Today, on the 70th anniversary of the Universal Declaration of Human Rights’, a major new project has been announced to raise awareness of human rights across the UK and for generations to come. A new flag for human rights has been designed by Ai Weiwei, commissioned in response to the real and present dangers of a world changing at break-neck speed, to offer hope and to educate generations to come about the absolute importance of universal human rights. This grassroots moment of creative awareness and activism will be led – jointly and uniquely – by arts organisations and human rights charities.
The flag will be available to schools and care homes, town halls and office blocks, hospitals and libraries across the UK, with everyone invited to Fly The Flag for Human Rights six months from now between 24 – 30 June 2019 in events across the country, more information on which will be released in due course. Wherever flown, both physically and digitally, by groups or individuals, big or small, the flag will mark the value of human rights in everyone’s daily lives in the UK.
Weiwei says this flag is just the start. He encourages everyone to make this flag their own to represent the shared ideal of human rights.
Education packs have been produced, by the Donmar Warehouse in collaboration with Liberty, to creatively explore Fly The Flag. Designed to support the Citizenship and PSHE curriculum for Key Stages 1-5, the education packs support teachers and young people to engage with human rights issues. The packs are available to download for free at flytheflag.org.uk from 10 December 2018.
Fly The Flag is co-produced by Fuel (Lead Producer), Amnesty International, Donmar Warehouse, Human Rights Watch, Liberty, National Theatre, Sadler’s Wells and Tate Art Galleries. Additional co-commissioners include Coventry City of Culture Trust.

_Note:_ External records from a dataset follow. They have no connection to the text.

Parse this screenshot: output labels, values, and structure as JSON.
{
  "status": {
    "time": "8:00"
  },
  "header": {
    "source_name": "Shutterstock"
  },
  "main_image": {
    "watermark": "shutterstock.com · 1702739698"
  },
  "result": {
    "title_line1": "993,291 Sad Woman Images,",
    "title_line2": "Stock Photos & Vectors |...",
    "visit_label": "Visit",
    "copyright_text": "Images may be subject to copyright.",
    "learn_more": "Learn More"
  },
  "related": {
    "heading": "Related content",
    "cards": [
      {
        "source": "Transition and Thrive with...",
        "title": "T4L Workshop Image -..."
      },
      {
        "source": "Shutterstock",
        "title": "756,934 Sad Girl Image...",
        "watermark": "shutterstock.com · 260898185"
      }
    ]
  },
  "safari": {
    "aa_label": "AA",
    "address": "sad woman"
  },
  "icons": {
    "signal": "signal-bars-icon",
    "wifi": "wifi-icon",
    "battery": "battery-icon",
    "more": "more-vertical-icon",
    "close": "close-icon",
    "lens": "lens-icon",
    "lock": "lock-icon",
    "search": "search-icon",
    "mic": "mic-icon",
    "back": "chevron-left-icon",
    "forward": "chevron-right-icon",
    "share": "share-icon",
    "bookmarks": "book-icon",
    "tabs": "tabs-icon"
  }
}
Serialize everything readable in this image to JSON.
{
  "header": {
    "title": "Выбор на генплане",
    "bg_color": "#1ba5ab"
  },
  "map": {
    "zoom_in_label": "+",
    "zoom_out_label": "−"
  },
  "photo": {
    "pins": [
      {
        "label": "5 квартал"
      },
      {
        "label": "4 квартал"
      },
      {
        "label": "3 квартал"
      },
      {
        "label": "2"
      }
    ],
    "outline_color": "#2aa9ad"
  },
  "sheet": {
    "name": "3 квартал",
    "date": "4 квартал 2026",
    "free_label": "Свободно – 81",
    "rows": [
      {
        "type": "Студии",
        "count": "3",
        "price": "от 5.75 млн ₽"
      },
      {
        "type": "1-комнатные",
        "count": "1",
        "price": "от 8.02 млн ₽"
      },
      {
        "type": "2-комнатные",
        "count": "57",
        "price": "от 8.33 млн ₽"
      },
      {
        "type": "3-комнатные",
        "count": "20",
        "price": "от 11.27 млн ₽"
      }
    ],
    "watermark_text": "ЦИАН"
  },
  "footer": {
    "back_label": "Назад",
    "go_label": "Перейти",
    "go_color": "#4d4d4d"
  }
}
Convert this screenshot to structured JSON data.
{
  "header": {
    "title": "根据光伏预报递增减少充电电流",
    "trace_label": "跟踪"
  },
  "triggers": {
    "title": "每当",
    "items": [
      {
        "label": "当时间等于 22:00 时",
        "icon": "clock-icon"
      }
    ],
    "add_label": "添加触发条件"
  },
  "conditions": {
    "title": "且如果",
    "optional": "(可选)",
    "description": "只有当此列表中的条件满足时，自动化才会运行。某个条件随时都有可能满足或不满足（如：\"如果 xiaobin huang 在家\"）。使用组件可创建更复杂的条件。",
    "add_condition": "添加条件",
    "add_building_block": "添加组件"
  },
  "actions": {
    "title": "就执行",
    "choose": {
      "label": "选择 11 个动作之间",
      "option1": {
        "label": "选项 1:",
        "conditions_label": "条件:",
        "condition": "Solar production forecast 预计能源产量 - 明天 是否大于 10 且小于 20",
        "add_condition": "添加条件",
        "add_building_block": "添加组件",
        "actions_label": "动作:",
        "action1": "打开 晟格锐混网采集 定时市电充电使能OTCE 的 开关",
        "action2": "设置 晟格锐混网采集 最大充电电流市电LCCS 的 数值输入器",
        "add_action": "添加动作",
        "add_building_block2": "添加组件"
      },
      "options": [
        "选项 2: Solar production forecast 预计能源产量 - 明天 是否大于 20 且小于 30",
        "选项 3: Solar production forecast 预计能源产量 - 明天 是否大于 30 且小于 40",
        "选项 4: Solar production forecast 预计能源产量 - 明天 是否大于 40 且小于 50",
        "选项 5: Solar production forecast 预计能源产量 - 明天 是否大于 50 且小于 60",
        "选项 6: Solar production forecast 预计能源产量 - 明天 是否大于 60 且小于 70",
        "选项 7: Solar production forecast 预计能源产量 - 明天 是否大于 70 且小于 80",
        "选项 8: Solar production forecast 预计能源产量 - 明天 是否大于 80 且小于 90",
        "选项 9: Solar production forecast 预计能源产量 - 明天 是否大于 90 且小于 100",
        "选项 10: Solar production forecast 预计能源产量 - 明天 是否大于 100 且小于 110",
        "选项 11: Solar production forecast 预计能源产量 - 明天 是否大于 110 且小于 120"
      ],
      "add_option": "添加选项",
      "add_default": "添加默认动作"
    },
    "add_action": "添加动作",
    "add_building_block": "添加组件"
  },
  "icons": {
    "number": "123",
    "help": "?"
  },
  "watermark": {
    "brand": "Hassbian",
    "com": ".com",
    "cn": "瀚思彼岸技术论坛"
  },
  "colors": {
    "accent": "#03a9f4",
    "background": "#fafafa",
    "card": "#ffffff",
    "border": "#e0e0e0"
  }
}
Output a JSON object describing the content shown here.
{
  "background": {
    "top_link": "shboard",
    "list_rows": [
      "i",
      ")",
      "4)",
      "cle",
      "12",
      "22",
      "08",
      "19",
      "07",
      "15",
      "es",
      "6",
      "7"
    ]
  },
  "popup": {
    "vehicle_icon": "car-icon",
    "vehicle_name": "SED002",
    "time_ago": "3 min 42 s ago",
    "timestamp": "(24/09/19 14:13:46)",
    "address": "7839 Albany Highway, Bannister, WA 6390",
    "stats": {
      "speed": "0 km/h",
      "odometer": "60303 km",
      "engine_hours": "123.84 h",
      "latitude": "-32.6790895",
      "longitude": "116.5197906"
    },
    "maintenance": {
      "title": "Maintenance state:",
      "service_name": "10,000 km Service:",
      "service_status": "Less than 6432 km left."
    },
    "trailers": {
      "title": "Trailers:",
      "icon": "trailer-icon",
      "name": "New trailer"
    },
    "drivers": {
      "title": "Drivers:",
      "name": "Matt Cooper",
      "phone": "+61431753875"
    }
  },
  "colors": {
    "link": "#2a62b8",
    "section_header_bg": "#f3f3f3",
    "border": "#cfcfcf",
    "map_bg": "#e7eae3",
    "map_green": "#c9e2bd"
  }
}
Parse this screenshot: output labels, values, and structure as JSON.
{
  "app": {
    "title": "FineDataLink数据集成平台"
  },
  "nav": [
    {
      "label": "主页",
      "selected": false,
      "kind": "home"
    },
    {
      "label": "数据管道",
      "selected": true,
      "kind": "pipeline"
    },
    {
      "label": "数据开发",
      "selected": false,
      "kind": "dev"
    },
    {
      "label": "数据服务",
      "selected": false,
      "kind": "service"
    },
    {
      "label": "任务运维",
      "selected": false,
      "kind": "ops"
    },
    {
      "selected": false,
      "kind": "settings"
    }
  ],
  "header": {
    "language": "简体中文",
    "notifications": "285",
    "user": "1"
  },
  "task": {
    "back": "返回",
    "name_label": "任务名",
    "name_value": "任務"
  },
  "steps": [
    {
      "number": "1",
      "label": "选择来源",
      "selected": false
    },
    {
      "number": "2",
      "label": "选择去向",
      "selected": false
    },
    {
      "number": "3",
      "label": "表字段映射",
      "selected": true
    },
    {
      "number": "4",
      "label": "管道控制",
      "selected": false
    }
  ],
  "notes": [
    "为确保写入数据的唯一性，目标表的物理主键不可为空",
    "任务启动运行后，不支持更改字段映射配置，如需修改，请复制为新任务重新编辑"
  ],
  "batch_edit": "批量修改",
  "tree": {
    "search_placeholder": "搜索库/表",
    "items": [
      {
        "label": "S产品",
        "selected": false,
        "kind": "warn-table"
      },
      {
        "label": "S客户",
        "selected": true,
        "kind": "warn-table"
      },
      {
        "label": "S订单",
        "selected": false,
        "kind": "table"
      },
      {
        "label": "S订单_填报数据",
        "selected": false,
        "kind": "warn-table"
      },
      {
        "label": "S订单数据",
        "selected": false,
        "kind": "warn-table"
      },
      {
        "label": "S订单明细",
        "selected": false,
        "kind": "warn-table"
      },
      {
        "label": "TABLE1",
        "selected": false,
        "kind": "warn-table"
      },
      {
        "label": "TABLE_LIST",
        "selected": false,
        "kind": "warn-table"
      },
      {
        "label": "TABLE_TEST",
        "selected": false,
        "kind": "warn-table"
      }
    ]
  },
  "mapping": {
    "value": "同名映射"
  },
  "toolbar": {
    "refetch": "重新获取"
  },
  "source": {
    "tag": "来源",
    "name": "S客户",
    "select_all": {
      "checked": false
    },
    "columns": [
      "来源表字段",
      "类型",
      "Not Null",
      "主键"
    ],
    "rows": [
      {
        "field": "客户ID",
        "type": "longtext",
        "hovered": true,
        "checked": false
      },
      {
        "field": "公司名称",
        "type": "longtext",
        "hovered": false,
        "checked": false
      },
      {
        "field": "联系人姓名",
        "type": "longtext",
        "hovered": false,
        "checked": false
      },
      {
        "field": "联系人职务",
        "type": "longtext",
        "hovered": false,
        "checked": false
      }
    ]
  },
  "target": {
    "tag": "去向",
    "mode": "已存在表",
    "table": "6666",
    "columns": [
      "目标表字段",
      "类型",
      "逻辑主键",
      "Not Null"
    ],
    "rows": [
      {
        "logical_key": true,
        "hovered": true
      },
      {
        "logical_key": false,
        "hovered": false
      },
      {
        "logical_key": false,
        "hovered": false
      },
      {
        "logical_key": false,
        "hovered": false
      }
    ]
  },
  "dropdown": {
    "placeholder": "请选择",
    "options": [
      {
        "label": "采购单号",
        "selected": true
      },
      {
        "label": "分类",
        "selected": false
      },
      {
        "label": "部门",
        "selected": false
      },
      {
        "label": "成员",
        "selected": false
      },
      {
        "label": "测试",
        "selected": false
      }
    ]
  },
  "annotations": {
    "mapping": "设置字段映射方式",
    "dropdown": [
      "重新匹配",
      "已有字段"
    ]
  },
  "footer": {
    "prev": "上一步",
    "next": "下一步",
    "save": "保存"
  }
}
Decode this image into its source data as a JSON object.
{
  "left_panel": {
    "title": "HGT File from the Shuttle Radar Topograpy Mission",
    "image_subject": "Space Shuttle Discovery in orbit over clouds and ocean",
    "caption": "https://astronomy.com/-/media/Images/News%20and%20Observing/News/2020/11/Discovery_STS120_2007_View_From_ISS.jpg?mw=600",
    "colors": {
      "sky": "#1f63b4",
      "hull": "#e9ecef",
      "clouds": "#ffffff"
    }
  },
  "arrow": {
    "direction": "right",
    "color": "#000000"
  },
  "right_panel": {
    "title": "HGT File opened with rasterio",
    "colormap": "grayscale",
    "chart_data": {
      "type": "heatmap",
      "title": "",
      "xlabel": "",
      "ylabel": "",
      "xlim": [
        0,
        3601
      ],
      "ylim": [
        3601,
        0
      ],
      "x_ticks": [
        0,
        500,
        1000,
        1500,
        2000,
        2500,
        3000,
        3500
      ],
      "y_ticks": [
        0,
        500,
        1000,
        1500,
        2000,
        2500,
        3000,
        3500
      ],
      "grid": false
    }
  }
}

The original Universal Declaration of Human Rights was created by women and men who witnessed first-hand the horror and inhumanity of the Second World War and were determined that it should never be repeated. And today, through the UK Human Rights Act, this powerful idea protects the rights of everyone in this country. Human rights inspire a vision of a world free from abuse and cruelty and empower by protecting people from state abuse and curbing the reach of society’s most powerful, ensuring that a minimum standard of safety and dignity is guaranteed to every human being.